TASK DIRECTIONS » Could you please repeat the entries below word for word, with the images left out?

━━━━━ THE DATA ━━━━━

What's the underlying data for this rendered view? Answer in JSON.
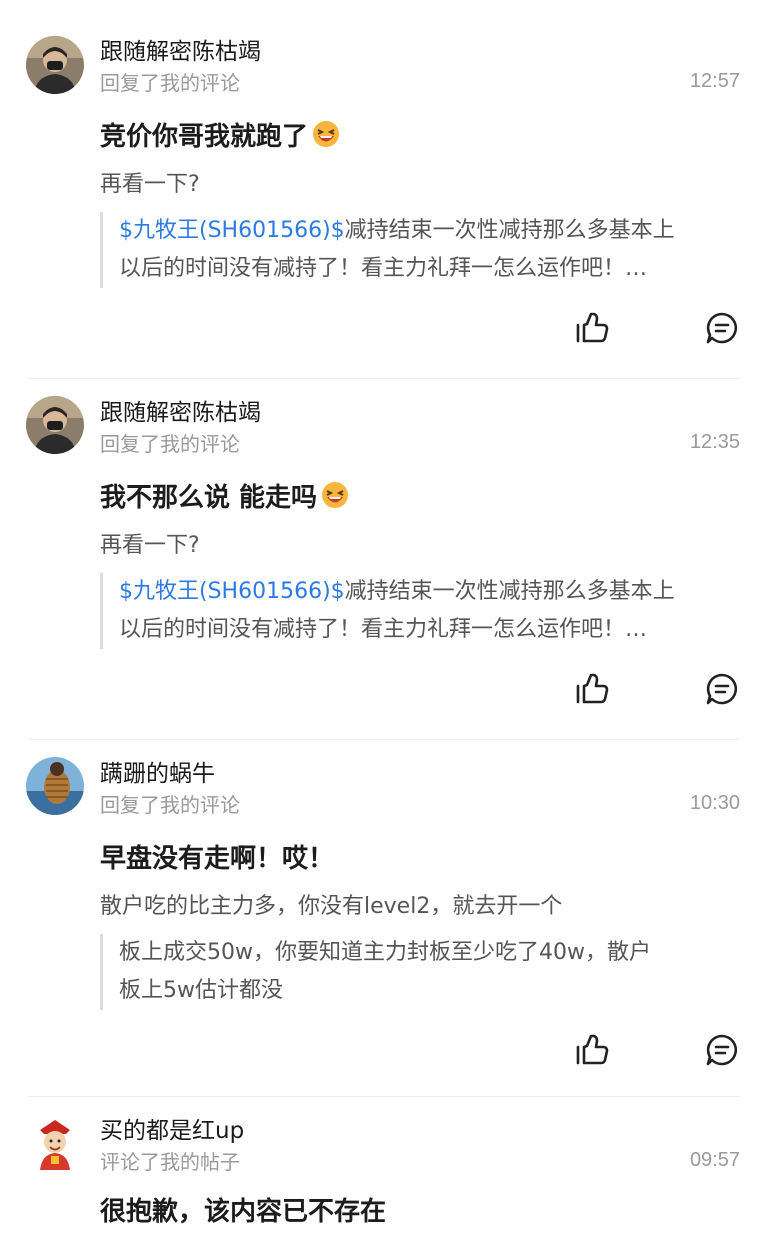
{
  "items": [
    {
      "user": "跟随解密陈枯竭",
      "action": "回复了我的评论",
      "time": "12:57",
      "content": "竞价你哥我就跑了",
      "emoji": "laughing-emoji",
      "secondary": "再看一下?",
      "quote_link": "$九牧王(SH601566)$",
      "quote_line1": "减持结束一次性减持那么多基本上",
      "quote_line2": "以后的时间没有减持了！看主力礼拜一怎么运作吧！…"
    },
    {
      "user": "跟随解密陈枯竭",
      "action": "回复了我的评论",
      "time": "12:35",
      "content": "我不那么说 能走吗",
      "emoji": "laughing-emoji",
      "secondary": "再看一下?",
      "quote_link": "$九牧王(SH601566)$",
      "quote_line1": "减持结束一次性减持那么多基本上",
      "quote_line2": "以后的时间没有减持了！看主力礼拜一怎么运作吧！…"
    },
    {
      "user": "蹒跚的蜗牛",
      "action": "回复了我的评论",
      "time": "10:30",
      "content": "早盘没有走啊！哎！",
      "secondary": "散户吃的比主力多，你没有level2，就去开一个",
      "quote_line1": "板上成交50w，你要知道主力封板至少吃了40w，散户",
      "quote_line2": "板上5w估计都没"
    },
    {
      "user": "买的都是红up",
      "action": "评论了我的帖子",
      "time": "09:57",
      "content": "很抱歉，该内容已不存在"
    }
  ],
  "colors": {
    "link": "#2b7be4",
    "meta": "#9a9a9a",
    "quote_bar": "#dcdcdc"
  },
  "icons": {
    "like": "thumbs-up-icon",
    "comment": "comment-bubble-icon"
  }
}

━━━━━

ANSWER FOR THIS EXERCISE »
What's the underlying data for this rendered view? Answer in JSON.
{
  "items": [
    {
      "user": "跟随解密陈枯竭",
      "action": "回复了我的评论",
      "time": "12:57",
      "content": "竞价你哥我就跑了",
      "emoji": "laughing-emoji",
      "secondary": "再看一下?",
      "quote_link": "$九牧王(SH601566)$",
      "quote_line1": "减持结束一次性减持那么多基本上",
      "quote_line2": "以后的时间没有减持了！看主力礼拜一怎么运作吧！…"
    },
    {
      "user": "跟随解密陈枯竭",
      "action": "回复了我的评论",
      "time": "12:35",
      "content": "我不那么说 能走吗",
      "emoji": "laughing-emoji",
      "secondary": "再看一下?",
      "quote_link": "$九牧王(SH601566)$",
      "quote_line1": "减持结束一次性减持那么多基本上",
      "quote_line2": "以后的时间没有减持了！看主力礼拜一怎么运作吧！…"
    },
    {
      "user": "蹒跚的蜗牛",
      "action": "回复了我的评论",
      "time": "10:30",
      "content": "早盘没有走啊！哎！",
      "secondary": "散户吃的比主力多，你没有level2，就去开一个",
      "quote_line1": "板上成交50w，你要知道主力封板至少吃了40w，散户",
      "quote_line2": "板上5w估计都没"
    },
    {
      "user": "买的都是红up",
      "action": "评论了我的帖子",
      "time": "09:57",
      "content": "很抱歉，该内容已不存在"
    }
  ],
  "colors": {
    "link": "#2b7be4",
    "meta": "#9a9a9a",
    "quote_bar": "#dcdcdc"
  },
  "icons": {
    "like": "thumbs-up-icon",
    "comment": "comment-bubble-icon"
  }
}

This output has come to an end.